How long does it take to build trust and vulnerability with your team? It doesn’t take long to build trust and vulnerability with your team if you make an effort, but the secret is continuing to work on it. When you know someone well and they’re vulnerable with you, honor that trust. Just because you know how to push someone else’s buttons, it doesn’t mean you need to look for opportunities to do it.
Trust and vulnerability are critical because without it, teams are unlikely to engage in unfiltered and passionate debates about key issues. A lack of trust and vulnerability creates two problems:
- Stifling conflict will actually increase the likelihood of damaging and negative conversations.
- Poor decision-making will happen because the team isn’t benefiting from the honest ideas and perspectives of its members.
Building trust and vulnerability with teams may not seem like a top-of-mind priority, but it’s extremely effective. If you’re unsure how to get started, consider a personal history or lifeline exercise. These types of informal exercises are great ways to get to know your team members better. Ask the following questions in a casual setting:
- Where did you grow up?
- How did you get to where you are today?
- What was a difficult challenge for you in life (both high and low points)?
Some people might feel like they didn’t have a difficult childhood or feel guilty that they don’t know how to deal with changes or challenges. It’s important to let each person share their authentic story.
Bonus tip: Here’s a template for a personal histories exercise from the Table Group.
Trust and vulnerability need to be allowed
Be open to talking about trust and vulnerability with your team and try to understand how these key characteristics can impact someone’s ability to have healthy relationships at work. This will help you improve your strategy and approach to relationship building in the workplace, and you’ll see positive outcomes as a result. Also, remember to have conversations in the moment — this allows you to resolve and take action in the moment to ensure the person feels heard and valued. Avoid saying phrases like, “We need to take this offline.” These types of responses can interrupt a potential breakthrough moment.
Get comfortable with being uncomfortable

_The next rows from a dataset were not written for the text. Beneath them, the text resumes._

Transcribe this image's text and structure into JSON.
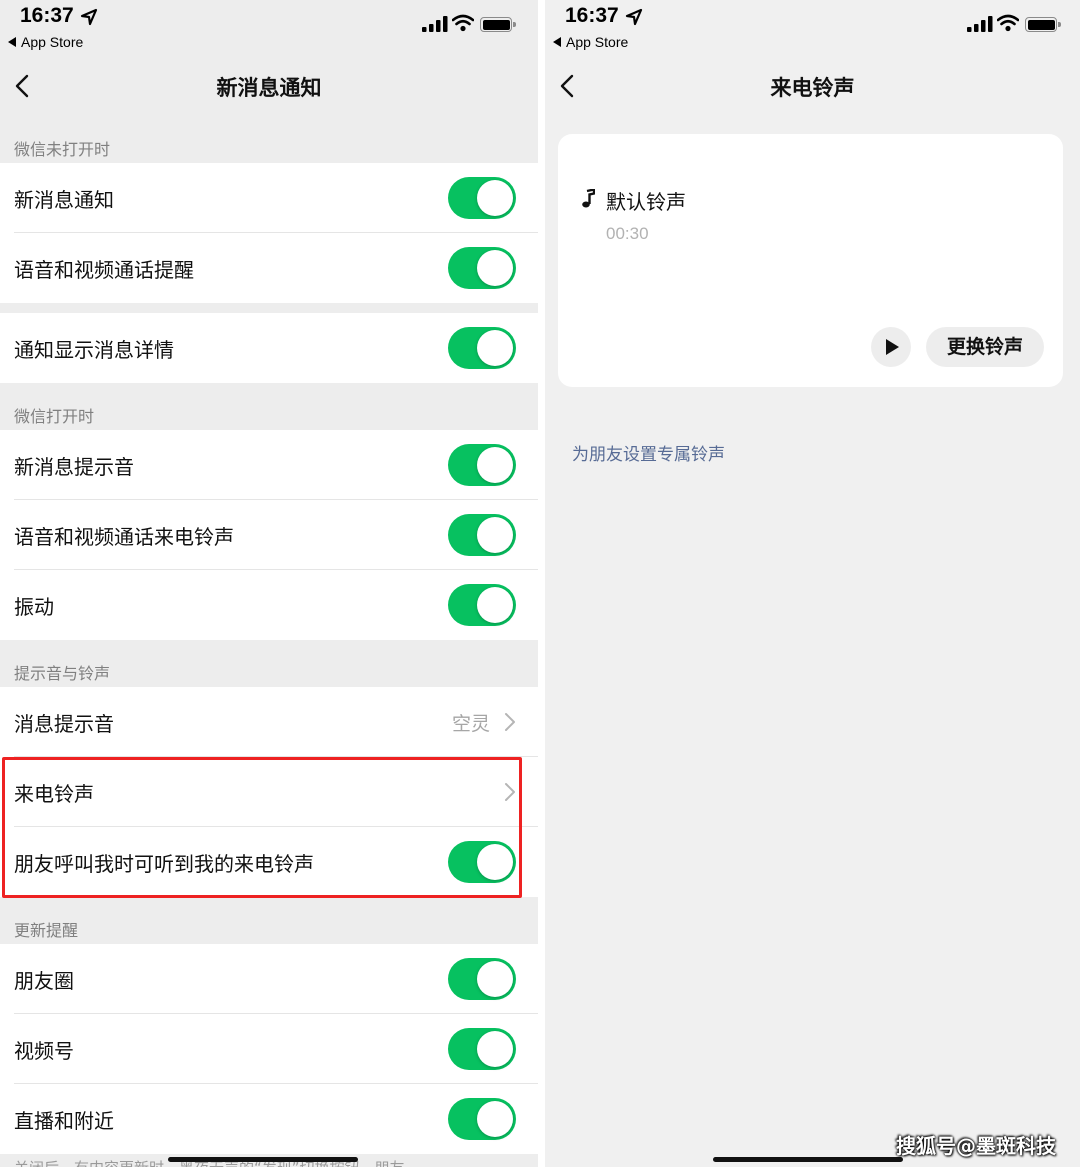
{
  "status_bar": {
    "time": "16:37",
    "back_app": "App Store"
  },
  "left": {
    "title": "新消息通知",
    "sections": [
      {
        "header": "微信未打开时",
        "rows": [
          {
            "label": "新消息通知",
            "type": "toggle",
            "on": true
          },
          {
            "label": "语音和视频通话提醒",
            "type": "toggle",
            "on": true
          }
        ]
      },
      {
        "header": "",
        "rows": [
          {
            "label": "通知显示消息详情",
            "type": "toggle",
            "on": true
          }
        ]
      },
      {
        "header": "微信打开时",
        "rows": [
          {
            "label": "新消息提示音",
            "type": "toggle",
            "on": true
          },
          {
            "label": "语音和视频通话来电铃声",
            "type": "toggle",
            "on": true
          },
          {
            "label": "振动",
            "type": "toggle",
            "on": true
          }
        ]
      },
      {
        "header": "提示音与铃声",
        "rows": [
          {
            "label": "消息提示音",
            "type": "link",
            "value": "空灵"
          },
          {
            "label": "来电铃声",
            "type": "link",
            "value": ""
          },
          {
            "label": "朋友呼叫我时可听到我的来电铃声",
            "type": "toggle",
            "on": true
          }
        ]
      },
      {
        "header": "更新提醒",
        "rows": [
          {
            "label": "朋友圈",
            "type": "toggle",
            "on": true
          },
          {
            "label": "视频号",
            "type": "toggle",
            "on": true
          },
          {
            "label": "直播和附近",
            "type": "toggle",
            "on": true
          }
        ]
      }
    ],
    "footnote": "关闭后，有内容更新时，黑夜无声的“发现”切换按钮，朋友"
  },
  "right": {
    "title": "来电铃声",
    "ringtone_name": "默认铃声",
    "ringtone_duration": "00:30",
    "change_button": "更换铃声",
    "friend_link": "为朋友设置专属铃声"
  },
  "watermark": "搜狐号@墨斑科技",
  "colors": {
    "toggle_on": "#07c160",
    "link": "#576b95",
    "highlight": "#ee2222"
  },
  "icons": [
    "back-chevron-icon",
    "location-arrow-icon",
    "signal-icon",
    "wifi-icon",
    "battery-icon",
    "chevron-right-icon",
    "music-note-icon",
    "play-icon"
  ]
}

It’s important as a team leader to hold people accountable. Although it’s easier to have these types of conversations about accountability with a team member privately, there are benefits to talking openly as a group. Holding people accountable in a group setting enables other team members to learn from someone else’s mistake or challenge and have open discussions. The other team member may think, “I just learned something because I do that too.” If you’re going to put someone on a performance plan, then that type of discussion should definitely be taken offline and held in private. However, there are some conversations that can be discussed as a team to help build trust and vulnerability with another. This might seem like a new concept, but leaders and employees should not be void of being uncomfortable. Your team will not come close to maximizing their potential without feeling a bit uncomfortable — sometimes it’s required to get out of our comfort zones to move forward in better directions.
Put your team first
You have to put your team first by working together and telling each other the truth without derailing the other person. A one-on-one conversation is good for coaching and career development. And remember, be careful to not take too many things offline.
Great leaders live by example and encourage employees to give feedback on a continuous basis, both privately and publicly. Receiving feedback gives managers an opportunity to grow as better leaders and model appreciation for the criticism. The best leaders will work on not offending others and not getting offended as well. They focus on building trust and vulnerability with their teams through active listening and feedback.
If you want to learn more about how to engage your team members with trust and vulnerability, check out the recording of my recent virtual event. During my live virtual event, I discussed ways to utilize emotional intelligence tools and shared best practices to build a trusting and engaging team.
To learn more about how to increase engagement through trust, access Achievers’ white paper, “Empowerment and Trust: The Keys to Employee Engagement.”